The validity period for a “Chinese Green Card” is for only ten years, so effectively, it could be considered a long term visa rather than identification. Since China issued the first green card in 2004, relatively few people have renewed it. Some people we know have been able to renew with just providing their current Green Card, passport, appropriately sized photos, police registration, and application form. In contrast, others got their renewal requests declined due to change of status (e.g., no longer in the investment they made or divorced, etc.). This issue may have something to do with the city regulations where they applied.
Permanent Residency Status:
If accepted, the individual is considered a permanent resident of China. This status could affect life back home, such as regarding loans, access to credit, credit cards, and much more. For many people, it is much easier for access to such things back home than in China due partly to the laws and regulations of your home country.
Chinese Tax Residents:
Foreign nationals are considered Chinese tax residents and get taxed on worldwide income and assets with no way to get around it legally (e.g., with the time out of China).
As noted in other articles about changes in the Chinese individual income tax regulations, China is checking the tax status of its foreign residents through agreements such as CRS, so it is getting increasingly difficult for such to be under the radar.
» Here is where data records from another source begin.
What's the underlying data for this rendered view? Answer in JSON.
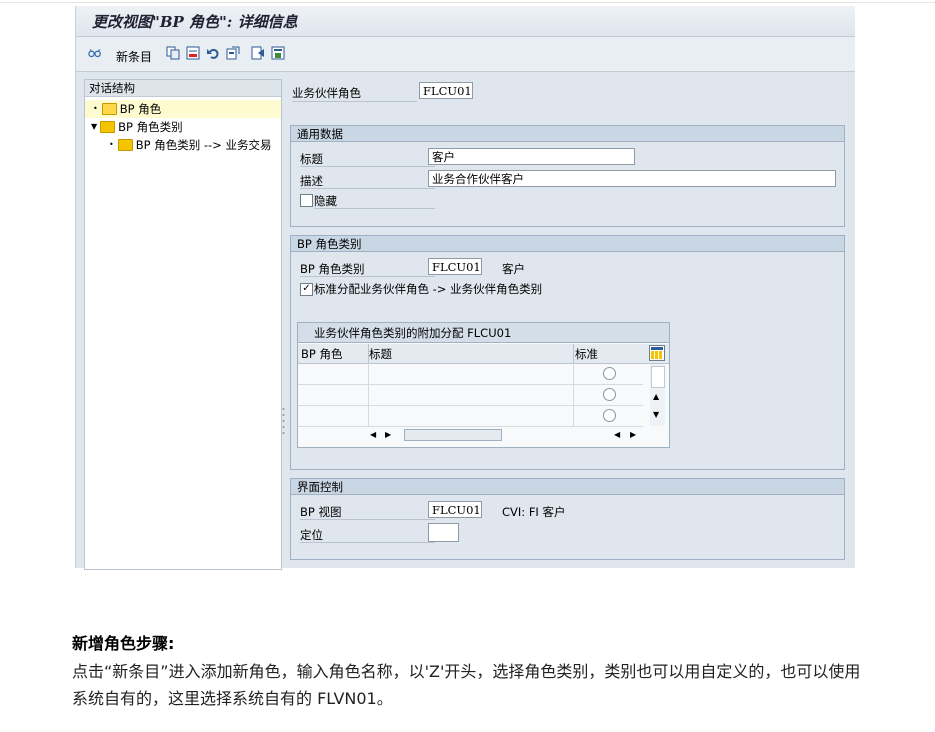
{
  "window": {
    "title": "更改视图\"BP 角色\": 详细信息",
    "toolbar": {
      "new_entry_label": "新条目",
      "icons": [
        "glasses-icon",
        "copy-icon",
        "delete-icon",
        "undo-icon",
        "select-all-icon",
        "prev-entry-icon",
        "next-entry-icon",
        "transport-icon"
      ]
    }
  },
  "dialog_structure": {
    "header": "对话结构",
    "items": [
      {
        "label": "BP 角色",
        "selected": true
      },
      {
        "label": "BP 角色类别",
        "expanded": true
      },
      {
        "label": "BP 角色类别 --> 业务交易"
      }
    ]
  },
  "bp_role": {
    "label": "业务伙伴角色",
    "value": "FLCU01"
  },
  "general": {
    "header": "通用数据",
    "title_label": "标题",
    "title_value": "客户",
    "desc_label": "描述",
    "desc_value": "业务合作伙伴客户",
    "hidden_label": "隐藏",
    "hidden_checked": false
  },
  "category": {
    "header": "BP 角色类别",
    "label": "BP 角色类别",
    "value": "FLCU01",
    "value_text": "客户",
    "std_assign_label": "标准分配业务伙伴角色 -> 业务伙伴角色类别",
    "std_assign_checked": true,
    "table": {
      "title": "业务伙伴角色类别的附加分配 FLCU01",
      "columns": [
        "BP 角色",
        "标题",
        "标准"
      ],
      "rows": [
        {
          "role": "",
          "title": ""
        },
        {
          "role": "",
          "title": ""
        },
        {
          "role": "",
          "title": ""
        }
      ]
    }
  },
  "ui_control": {
    "header": "界面控制",
    "bp_view_label": "BP 视图",
    "bp_view_value": "FLCU01",
    "bp_view_text": "CVI: FI 客户",
    "position_label": "定位",
    "position_value": ""
  },
  "note": {
    "heading": "新增角色步骤:",
    "body": "点击“新条目”进入添加新角色，输入角色名称，以'Z'开头，选择角色类别，类别也可以用自定义的，也可以使用系统自有的，这里选择系统自有的 FLVN01。"
  },
  "colors": {
    "sap_bg": "#dfe6ee",
    "group_head": "#c9d6e3",
    "selected_row": "#fffbd0",
    "folder": "#f5c400"
  }
}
For people that do business around the world, for example, this makes this Chinese legal status an expensive option, at best.
As we just mentioned, Green Card holders are considered Chinese tax residents. Other countries may also still require their citizens to pay taxes in their home country, resulting in a potential double taxation scenario. In some instances, this may be avoidable; however, if this is not the case, it may be an essential consideration. For those that not only work in China but also in another country or may have a foreign inheritance, foreign property, or other investments, etc., this may be a particular issue.
Forfeit of Benefits Back Home:
Since this card is not a visa, but a permanent residency in China, citizens of some countries may lose specific benefits back home (such as regarding access to credit, credit cards, voting, banking, etc.). In some cases, there may or may not be other additional requirements, such as maintaining an address back home.
Each country has its laws regarding its individual citizen’s status in another country. Therefore, foreign nationals must research their home country’s laws to ensure they will not lose any benefits they wish to maintain.
Lack of Social Acceptance/Awareness in China:
Keep in mind that at many railway stations, trains, airports, airlines, and hotels for domestic travel in China, often, the “Chinese Green Card” is not accepted, and one may still require a passport. Then, the questioning may continue regarding the lack of a visa or those who may question if the Green Card is real or what it is as they may not have experienced someone using this form of identification.
Some people reported not being able to use it at the automatic ticketing machines at railway stations, on the train, at the ticketing window, or even swipe at the platform gate without a printed ticket. These days with the second generation Chinese identification card, Chinese nationals can swipe at the platform gate without a physical ticket and show their identification to the ticket check employee on the train. Others reported difficulty in using it to check-in for flights or at airport security in airports and to check into hotels.
While legally, it may be allowed to be used as the same as a Chinese national’s identification, in practice, many reported not being able to use this type of personal identification.
Complying with the Residency Requirement:
A “Green Card” holder is required to “maintain it” by spending enough time in China per year to demonstrate that their permanent residency is indeed China. If someone does not intend to make their permanent residence in China, then a Green Card may not be the appropriate option for the, or it cannot be renewed.
Some people have the perception that the Government is starting to improve on the above drawbacks, whereas others disagree. The truth – Foreigners make up a relatively small percentage of the population in China, and in addition, naturally, as with any country, services will be geared toward their citizens. Of the number of foreigners in China, a relatively small number have this status.
Overall, it is important for foreign nationals to weigh the pros and cons of obtaining a Chinese Green Card.
Source: Julian from ExpatServicesShanghai